**TASK INPUT:**
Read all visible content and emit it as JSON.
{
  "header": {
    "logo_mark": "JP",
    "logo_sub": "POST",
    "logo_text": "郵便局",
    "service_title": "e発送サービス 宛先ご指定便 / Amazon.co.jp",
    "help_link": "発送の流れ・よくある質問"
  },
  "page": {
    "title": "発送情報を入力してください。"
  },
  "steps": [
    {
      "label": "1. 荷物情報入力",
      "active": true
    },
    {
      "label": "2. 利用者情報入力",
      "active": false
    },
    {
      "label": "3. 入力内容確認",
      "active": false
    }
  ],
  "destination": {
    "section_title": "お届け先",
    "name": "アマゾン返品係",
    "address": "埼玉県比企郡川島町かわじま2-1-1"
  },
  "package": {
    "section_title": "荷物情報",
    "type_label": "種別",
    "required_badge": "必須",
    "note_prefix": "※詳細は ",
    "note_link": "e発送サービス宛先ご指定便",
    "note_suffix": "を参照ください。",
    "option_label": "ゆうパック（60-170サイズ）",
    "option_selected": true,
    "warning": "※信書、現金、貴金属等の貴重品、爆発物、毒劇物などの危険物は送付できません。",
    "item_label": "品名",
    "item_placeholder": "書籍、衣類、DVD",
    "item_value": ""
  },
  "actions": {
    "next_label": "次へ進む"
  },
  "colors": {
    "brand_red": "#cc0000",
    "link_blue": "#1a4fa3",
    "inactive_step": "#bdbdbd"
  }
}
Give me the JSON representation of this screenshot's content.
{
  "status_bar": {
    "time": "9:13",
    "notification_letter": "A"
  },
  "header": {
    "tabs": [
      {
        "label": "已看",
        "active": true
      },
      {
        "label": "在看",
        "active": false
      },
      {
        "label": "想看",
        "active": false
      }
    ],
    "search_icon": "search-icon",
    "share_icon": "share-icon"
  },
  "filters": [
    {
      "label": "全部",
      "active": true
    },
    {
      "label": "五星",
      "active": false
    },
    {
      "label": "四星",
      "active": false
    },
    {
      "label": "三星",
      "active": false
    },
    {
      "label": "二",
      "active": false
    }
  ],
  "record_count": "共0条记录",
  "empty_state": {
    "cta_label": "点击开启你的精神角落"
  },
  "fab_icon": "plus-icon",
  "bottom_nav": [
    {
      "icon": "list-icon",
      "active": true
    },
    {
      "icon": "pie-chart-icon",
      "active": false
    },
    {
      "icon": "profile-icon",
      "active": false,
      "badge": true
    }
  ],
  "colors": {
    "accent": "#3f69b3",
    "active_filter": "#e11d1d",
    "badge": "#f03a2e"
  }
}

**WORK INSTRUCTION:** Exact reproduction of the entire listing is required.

**RESPONSE TO THIS TASK:**
Read all visible content and emit it as JSON.
{
  "header": {
    "logo_mark": "JP",
    "logo_sub": "POST",
    "logo_text": "郵便局",
    "service_title": "e発送サービス 宛先ご指定便 / Amazon.co.jp",
    "help_link": "発送の流れ・よくある質問"
  },
  "page": {
    "title": "発送情報を入力してください。"
  },
  "steps": [
    {
      "label": "1. 荷物情報入力",
      "active": true
    },
    {
      "label": "2. 利用者情報入力",
      "active": false
    },
    {
      "label": "3. 入力内容確認",
      "active": false
    }
  ],
  "destination": {
    "section_title": "お届け先",
    "name": "アマゾン返品係",
    "address": "埼玉県比企郡川島町かわじま2-1-1"
  },
  "package": {
    "section_title": "荷物情報",
    "type_label": "種別",
    "required_badge": "必須",
    "note_prefix": "※詳細は ",
    "note_link": "e発送サービス宛先ご指定便",
    "note_suffix": "を参照ください。",
    "option_label": "ゆうパック（60-170サイズ）",
    "option_selected": true,
    "warning": "※信書、現金、貴金属等の貴重品、爆発物、毒劇物などの危険物は送付できません。",
    "item_label": "品名",
    "item_placeholder": "書籍、衣類、DVD",
    "item_value": ""
  },
  "actions": {
    "next_label": "次へ進む"
  },
  "colors": {
    "brand_red": "#cc0000",
    "link_blue": "#1a4fa3",
    "inactive_step": "#bdbdbd"
  }
}
Give me the JSON representation of this screenshot's content.
{
  "status_bar": {
    "time": "9:13",
    "notification_letter": "A"
  },
  "header": {
    "tabs": [
      {
        "label": "已看",
        "active": true
      },
      {
        "label": "在看",
        "active": false
      },
      {
        "label": "想看",
        "active": false
      }
    ],
    "search_icon": "search-icon",
    "share_icon": "share-icon"
  },
  "filters": [
    {
      "label": "全部",
      "active": true
    },
    {
      "label": "五星",
      "active": false
    },
    {
      "label": "四星",
      "active": false
    },
    {
      "label": "三星",
      "active": false
    },
    {
      "label": "二",
      "active": false
    }
  ],
  "record_count": "共0条记录",
  "empty_state": {
    "cta_label": "点击开启你的精神角落"
  },
  "fab_icon": "plus-icon",
  "bottom_nav": [
    {
      "icon": "list-icon",
      "active": true
    },
    {
      "icon": "pie-chart-icon",
      "active": false
    },
    {
      "icon": "profile-icon",
      "active": false,
      "badge": true
    }
  ],
  "colors": {
    "accent": "#3f69b3",
    "active_filter": "#e11d1d",
    "badge": "#f03a2e"
  }
}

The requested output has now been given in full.